The case centers around the purchase of SPSS Inc. by International Business Machines Corp. (NYSE:IBM) in 2009. The three men are defending against charges that they obtained illicit information about the coming acquisition and invested heavily in SPSS Inc. In the wake of the trade the company's shares rose by 41%.
It has been a bust year for the Securities and Exchange commission, and it seems that right now there are more big insider trading cases than an other single time. One of the most prominent other cases involves Steven Cohen's firm SAC Capital. The details of the case are interesting, and can be found here.
An executive working for Cohen is currently being held by the FBI, as they try to turn him on his former boss. Steven Cohen doesn't yet look likely to go down for insider trading, but that would be one of the biggest cases in the history of Wall Street, were it to come about.
Earlier in November, employees from three separate healthcare related companies were charged with insider trading. The firms involved were Celgene Corporation (NASDAQ:CELG), Sanofi SA, (NYSE:SNY) and Stryker Corporation (NYSE:SYK). The group were charged with information sharing and investment in anticipation of major company announcements, such as the results of clinical trials and mergers.
International Business Machines Corp. (NYSE:IBM) is not the first firm to be the center of an insider trading scandal and it certainly will not be the last. If, however, the SEC continues to do what appears to be a solid job of charging at least some of the offenders, the slew of cases might slow.

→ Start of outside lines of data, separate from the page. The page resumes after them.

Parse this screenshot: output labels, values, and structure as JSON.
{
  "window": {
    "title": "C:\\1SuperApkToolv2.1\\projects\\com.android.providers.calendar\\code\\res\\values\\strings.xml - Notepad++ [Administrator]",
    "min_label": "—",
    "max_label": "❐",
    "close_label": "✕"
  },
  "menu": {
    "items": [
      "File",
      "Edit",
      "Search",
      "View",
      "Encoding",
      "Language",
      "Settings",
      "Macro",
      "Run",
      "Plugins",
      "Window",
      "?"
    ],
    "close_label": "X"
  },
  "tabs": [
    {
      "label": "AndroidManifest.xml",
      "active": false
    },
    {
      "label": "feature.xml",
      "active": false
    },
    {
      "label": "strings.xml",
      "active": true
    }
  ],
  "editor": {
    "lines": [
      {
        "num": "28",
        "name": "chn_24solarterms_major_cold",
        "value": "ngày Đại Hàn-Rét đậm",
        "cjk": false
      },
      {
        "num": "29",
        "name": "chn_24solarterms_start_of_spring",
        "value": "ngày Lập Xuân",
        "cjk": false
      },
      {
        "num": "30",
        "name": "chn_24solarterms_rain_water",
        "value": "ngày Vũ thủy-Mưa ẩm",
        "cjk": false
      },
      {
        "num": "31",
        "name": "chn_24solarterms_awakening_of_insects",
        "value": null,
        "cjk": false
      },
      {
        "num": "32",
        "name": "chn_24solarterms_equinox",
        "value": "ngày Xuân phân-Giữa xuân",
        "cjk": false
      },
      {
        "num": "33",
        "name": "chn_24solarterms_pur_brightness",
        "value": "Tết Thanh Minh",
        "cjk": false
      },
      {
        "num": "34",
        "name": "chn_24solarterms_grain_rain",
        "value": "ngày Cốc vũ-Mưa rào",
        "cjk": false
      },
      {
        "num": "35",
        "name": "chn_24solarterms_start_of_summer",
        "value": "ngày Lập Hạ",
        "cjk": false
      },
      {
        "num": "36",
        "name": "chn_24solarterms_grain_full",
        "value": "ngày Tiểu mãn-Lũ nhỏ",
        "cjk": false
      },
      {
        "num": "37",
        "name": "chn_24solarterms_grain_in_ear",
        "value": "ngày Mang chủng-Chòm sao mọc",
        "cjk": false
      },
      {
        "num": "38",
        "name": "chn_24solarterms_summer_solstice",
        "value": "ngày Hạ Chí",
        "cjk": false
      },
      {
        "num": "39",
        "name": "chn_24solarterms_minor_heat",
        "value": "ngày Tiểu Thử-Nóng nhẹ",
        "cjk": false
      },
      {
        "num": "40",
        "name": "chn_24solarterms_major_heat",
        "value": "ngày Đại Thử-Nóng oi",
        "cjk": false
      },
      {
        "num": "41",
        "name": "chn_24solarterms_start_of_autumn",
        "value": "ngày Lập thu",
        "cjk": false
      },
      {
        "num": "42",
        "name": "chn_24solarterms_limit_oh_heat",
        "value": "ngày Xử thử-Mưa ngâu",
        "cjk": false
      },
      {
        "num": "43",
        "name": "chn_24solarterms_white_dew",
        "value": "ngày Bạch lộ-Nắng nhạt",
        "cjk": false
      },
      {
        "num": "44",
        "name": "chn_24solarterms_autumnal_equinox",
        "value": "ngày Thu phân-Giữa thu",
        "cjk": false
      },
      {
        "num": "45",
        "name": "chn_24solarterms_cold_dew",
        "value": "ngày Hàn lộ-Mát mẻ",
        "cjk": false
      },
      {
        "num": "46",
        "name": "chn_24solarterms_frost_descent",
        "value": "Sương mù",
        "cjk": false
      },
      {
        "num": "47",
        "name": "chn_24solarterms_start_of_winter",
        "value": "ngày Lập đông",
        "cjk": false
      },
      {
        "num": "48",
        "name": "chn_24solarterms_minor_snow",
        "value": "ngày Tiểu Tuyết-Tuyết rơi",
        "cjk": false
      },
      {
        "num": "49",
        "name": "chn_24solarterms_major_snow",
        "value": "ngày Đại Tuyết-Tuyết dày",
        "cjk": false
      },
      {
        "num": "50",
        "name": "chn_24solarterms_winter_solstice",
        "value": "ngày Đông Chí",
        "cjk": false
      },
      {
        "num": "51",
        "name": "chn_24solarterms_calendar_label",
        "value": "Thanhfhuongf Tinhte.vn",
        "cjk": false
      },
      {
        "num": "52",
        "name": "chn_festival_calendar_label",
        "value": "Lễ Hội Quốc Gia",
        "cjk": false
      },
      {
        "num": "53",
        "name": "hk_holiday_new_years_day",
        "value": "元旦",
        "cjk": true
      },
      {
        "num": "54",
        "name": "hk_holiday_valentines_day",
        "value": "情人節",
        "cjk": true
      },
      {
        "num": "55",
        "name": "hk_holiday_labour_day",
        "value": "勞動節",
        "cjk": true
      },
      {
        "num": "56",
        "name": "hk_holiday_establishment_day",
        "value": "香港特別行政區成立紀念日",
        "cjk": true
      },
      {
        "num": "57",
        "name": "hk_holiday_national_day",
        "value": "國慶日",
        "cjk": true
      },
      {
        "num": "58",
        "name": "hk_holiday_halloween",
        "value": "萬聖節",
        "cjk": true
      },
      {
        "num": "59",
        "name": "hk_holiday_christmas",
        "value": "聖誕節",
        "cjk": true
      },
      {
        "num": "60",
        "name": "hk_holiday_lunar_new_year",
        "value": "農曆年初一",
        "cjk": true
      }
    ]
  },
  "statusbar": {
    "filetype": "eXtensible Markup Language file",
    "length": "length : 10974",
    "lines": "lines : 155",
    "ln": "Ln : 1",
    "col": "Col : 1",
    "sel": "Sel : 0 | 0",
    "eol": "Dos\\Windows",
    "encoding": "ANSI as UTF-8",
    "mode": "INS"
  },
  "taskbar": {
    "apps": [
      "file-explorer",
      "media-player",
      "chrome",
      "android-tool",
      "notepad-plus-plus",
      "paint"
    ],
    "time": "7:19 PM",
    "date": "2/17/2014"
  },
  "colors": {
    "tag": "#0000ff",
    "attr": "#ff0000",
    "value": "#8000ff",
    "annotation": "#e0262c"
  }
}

There is of course the other possibility is that insider trading has become much more widespread. The SEC may just be picking up the same portion of an increasing pool of crimes. It's food for thought.